Science Fiction Magazines Part II – Marketing In Meatspace


More than anything – more than changing demographics, or the advent of new technologies, or the rise of free content – I have a sense that the loss of sf readers for the “big three” markets is actually a failure of marketing and core circulation management practices, not of the sf market as a whole. I just don’t see the big three doing a lot with their current subscriber base and I don’t see them actively reaching out much. On one level this has to do with things like the appearance of their websites, whether they offer exciting subscription enticements, etc (which I’ll go into later). But even more, it relates to how they use something decidedly unsexy: direct mail.

Direct mail, ie “junk mail” is *the* tool for maintaining magazine circulation. If you aren’t a major player on the newsstand (think Maxim), direct mail is the only way new subscribers will ever find out about you, and build a relationship with you. It was our workhorse at HCN and remains a workhorse, even as postal rates increase. There are other technologies that are worth discussing as well, but at root, this is the biggest part of the circulation management toolbox. With direct mail, you’re trying to do one of two things:

1) Subscriber Acquisition

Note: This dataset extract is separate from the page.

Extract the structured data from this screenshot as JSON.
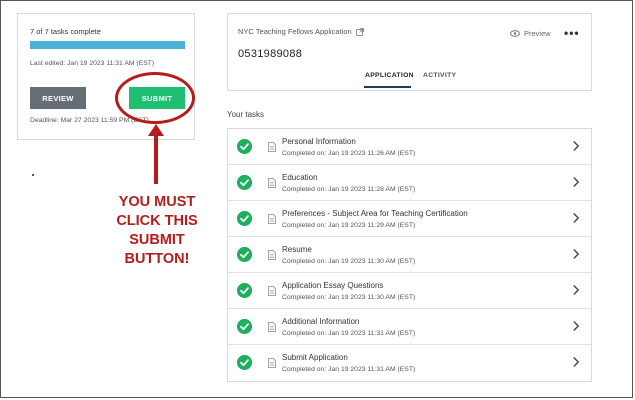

While I was at HCN we ran several major direct mail campaigns each year, and numerous smaller ones where we traded and tested mailing lists from all sorts of different publications and non-profit groups in the hope of finding new subscribers. On top of that, we did tests of our direct mail package every year, splitting our direct mail into tests of the layout, the language, the pricing offer, and the envelope packaging in order to ensure that we were sending out the most highly performing package possible.

It turns out that little things like a cute cartoon on the cover of the envelope made our targeted readers more likely to open the envelope and respond. But we would never have known it if we hadn’t been constantly testing. We also tested the types of offers (ie Subscribe for a full year at $28 and get a gift, vs. subscribe for a half year at $14.95 and get X number of issues.). We also tested things like how quickly we ratcheted a subscriber up from an introductory offer to a full price offer. This was an ongoing process. There was always something new to test, and it made a real difference in how 20,000 pieces of junk mail performed.

2) Subscriber Retention

We ran a series of SEVEN renewal notices (plus an email reminder to those people who we had email addresses for), starting three issues before a subscription ran out, and running until four issues after a subscription ended. We continued to use lapsed subscriber names in our direct mail attempts for an additional two years, and we constantly tested our renewal package, both for layout, language and design to see if we could make a renewal series perform even a partial percentage point better than our control.

Retaining current subscribers is a huge thing for a magazine, and even though our subscribers sometimes complained about getting constantly nagged to renew (and claimed that they would remember on their own), it always turned out to be worth sending a seventh reminder to a lapsed subscriber because there was still a solid chance that that seventh reminder would work — and it was significantly cheaper to retain that subscriber than to go out and try to discover a new one to replace that laggardly renewer.

3) Some Thoughts and Guesses

Now, even though all the sf magazines have access to my mailing address I very seldom get direct mail from them. And I haven’t run across any exciting new offers coming from them. I don’t see differences in the prices I might get, I don’t see any special deals designed to hook me, I don’t see any “act now” language. I’d expect that I’d get two or three pitches a year from them. When I lapsed as a member of the Nature Conservancy, I used to get direct mail from them quarterly. They were unstoppable. Maybe I missed the direct mail from the sf magazines, but if I did, it means that the packaging and pitch weren’t strong enough to make me notice them — and that’s a problem.

My sense is that because the circulation functions in the sf magazines are either largely outsourced, or else run through a larger organization (ie Penny Press) that the big three actually have less flexibility with their direct mail systems and their testing and renewal processes than we had at HCN, where we kept a huge amount of expertise in-house.

This means that they’re going to be less entrepreneurial and less able to aggressively test, seek, and retain subscribers. In an expanding market, this may not matter. In a troubled one, it starts to look more like an emergency.

Overall, I think the institutional barriers in the magazines may be significantly more problematic for them than the actual state of the SF market. This cuts to the question John Scalzi raised recently about the magazines’ apparent unwillingness to do anything to save themselves. It’s possible on some level that they recognize the problem but other internal issues (ingrained habits, the logistics of mail drops and outsourcing, a lack of funding, a lack of staff expertise, to name a few) make it difficult for them to change.

Next up, online marketing options for the big three.